(TASK DATA Opens)
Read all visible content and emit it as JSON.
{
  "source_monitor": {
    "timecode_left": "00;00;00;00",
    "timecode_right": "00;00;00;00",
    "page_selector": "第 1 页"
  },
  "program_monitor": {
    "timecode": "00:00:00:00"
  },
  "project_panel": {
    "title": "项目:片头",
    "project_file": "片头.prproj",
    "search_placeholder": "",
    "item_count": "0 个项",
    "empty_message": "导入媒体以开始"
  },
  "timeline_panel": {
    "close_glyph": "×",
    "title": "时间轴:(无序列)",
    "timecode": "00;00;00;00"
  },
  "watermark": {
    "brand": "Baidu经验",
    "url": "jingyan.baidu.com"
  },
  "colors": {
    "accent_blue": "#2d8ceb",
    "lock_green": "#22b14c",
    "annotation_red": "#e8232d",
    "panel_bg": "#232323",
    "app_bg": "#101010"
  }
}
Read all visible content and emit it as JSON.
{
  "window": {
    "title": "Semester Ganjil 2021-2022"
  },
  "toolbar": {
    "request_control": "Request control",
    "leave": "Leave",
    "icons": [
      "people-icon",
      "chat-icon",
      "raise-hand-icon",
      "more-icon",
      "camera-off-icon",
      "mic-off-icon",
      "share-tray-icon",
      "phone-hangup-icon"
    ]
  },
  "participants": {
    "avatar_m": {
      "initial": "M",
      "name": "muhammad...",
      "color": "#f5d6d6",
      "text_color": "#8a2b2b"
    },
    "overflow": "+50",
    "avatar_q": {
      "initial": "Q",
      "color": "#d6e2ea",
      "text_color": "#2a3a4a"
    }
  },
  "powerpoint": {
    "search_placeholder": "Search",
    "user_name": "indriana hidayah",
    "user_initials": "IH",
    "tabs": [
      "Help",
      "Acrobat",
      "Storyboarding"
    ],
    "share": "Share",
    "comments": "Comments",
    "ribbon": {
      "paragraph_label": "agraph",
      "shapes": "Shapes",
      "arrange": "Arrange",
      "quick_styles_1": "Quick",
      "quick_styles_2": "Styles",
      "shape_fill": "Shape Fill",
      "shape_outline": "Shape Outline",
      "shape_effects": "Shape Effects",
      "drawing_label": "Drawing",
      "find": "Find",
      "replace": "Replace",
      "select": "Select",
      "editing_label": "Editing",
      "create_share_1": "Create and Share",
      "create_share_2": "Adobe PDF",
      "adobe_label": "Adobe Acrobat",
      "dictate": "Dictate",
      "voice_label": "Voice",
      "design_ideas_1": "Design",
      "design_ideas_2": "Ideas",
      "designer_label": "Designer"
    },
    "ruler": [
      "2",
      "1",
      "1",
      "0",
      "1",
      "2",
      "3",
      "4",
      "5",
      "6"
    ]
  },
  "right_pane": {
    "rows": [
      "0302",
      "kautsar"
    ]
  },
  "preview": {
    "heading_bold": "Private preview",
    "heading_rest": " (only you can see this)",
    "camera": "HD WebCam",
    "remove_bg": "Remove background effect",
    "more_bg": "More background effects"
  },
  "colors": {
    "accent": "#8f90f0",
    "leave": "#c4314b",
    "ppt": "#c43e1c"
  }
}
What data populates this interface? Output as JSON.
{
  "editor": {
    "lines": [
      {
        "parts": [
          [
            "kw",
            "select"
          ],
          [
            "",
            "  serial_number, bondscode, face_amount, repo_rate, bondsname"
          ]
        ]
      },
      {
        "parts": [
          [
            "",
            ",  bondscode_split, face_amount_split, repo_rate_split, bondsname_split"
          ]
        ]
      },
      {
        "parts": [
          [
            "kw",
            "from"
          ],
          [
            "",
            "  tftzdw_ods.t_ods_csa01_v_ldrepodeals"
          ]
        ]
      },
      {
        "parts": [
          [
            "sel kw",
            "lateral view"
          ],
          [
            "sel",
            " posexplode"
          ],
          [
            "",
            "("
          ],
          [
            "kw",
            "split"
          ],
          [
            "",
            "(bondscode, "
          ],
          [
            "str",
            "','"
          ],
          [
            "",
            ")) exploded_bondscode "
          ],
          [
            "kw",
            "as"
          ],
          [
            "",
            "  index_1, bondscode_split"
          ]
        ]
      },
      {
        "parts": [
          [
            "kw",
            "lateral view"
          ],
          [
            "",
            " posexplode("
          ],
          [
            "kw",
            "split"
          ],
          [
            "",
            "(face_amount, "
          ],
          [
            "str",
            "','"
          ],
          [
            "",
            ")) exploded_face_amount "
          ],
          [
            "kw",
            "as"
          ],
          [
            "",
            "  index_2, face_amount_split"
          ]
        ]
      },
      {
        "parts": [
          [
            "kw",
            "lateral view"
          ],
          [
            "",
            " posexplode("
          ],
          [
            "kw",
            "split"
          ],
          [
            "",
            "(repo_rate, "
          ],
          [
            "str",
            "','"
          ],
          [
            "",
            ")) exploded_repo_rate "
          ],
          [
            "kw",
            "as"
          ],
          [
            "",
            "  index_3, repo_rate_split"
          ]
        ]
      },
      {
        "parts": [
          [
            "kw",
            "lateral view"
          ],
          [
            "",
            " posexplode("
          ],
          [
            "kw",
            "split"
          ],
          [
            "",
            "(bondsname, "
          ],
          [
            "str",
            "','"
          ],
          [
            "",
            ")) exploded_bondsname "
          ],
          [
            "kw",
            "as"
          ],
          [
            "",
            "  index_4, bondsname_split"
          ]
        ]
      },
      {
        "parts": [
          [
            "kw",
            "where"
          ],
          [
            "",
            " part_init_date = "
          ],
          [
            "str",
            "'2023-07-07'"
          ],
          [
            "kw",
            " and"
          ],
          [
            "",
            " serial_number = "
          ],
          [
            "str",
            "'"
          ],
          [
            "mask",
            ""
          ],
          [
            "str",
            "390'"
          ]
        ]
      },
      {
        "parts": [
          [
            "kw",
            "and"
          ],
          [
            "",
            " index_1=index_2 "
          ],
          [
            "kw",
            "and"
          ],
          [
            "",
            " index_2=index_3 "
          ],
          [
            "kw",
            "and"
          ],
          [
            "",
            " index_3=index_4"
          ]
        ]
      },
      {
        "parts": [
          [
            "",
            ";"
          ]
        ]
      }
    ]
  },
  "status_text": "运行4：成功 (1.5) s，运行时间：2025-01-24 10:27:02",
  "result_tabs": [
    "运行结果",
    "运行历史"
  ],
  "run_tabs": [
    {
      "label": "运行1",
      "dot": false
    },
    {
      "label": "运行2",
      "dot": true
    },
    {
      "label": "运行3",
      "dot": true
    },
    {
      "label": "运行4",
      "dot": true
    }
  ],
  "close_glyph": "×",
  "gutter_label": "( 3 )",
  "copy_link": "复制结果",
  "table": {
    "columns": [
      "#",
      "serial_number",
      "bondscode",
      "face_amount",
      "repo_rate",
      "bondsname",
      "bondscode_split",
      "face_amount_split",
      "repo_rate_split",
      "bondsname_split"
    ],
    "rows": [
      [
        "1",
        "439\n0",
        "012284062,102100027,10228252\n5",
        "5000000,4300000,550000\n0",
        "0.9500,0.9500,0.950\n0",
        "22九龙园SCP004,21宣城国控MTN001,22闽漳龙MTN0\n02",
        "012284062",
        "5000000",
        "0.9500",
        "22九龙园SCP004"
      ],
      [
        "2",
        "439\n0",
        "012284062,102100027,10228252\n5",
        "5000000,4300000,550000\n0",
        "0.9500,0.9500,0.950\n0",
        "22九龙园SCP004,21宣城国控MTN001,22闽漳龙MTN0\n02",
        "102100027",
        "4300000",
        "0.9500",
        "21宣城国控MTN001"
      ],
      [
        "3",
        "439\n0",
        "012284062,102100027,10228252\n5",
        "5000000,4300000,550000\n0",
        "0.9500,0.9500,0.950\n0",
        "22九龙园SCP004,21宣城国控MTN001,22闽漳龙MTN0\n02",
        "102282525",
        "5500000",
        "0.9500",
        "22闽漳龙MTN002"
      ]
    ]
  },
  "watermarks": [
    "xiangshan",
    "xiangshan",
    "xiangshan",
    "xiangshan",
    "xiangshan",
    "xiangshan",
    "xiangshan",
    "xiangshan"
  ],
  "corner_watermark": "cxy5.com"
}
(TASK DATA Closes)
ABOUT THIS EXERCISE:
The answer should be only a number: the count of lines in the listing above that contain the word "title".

REPLY:
3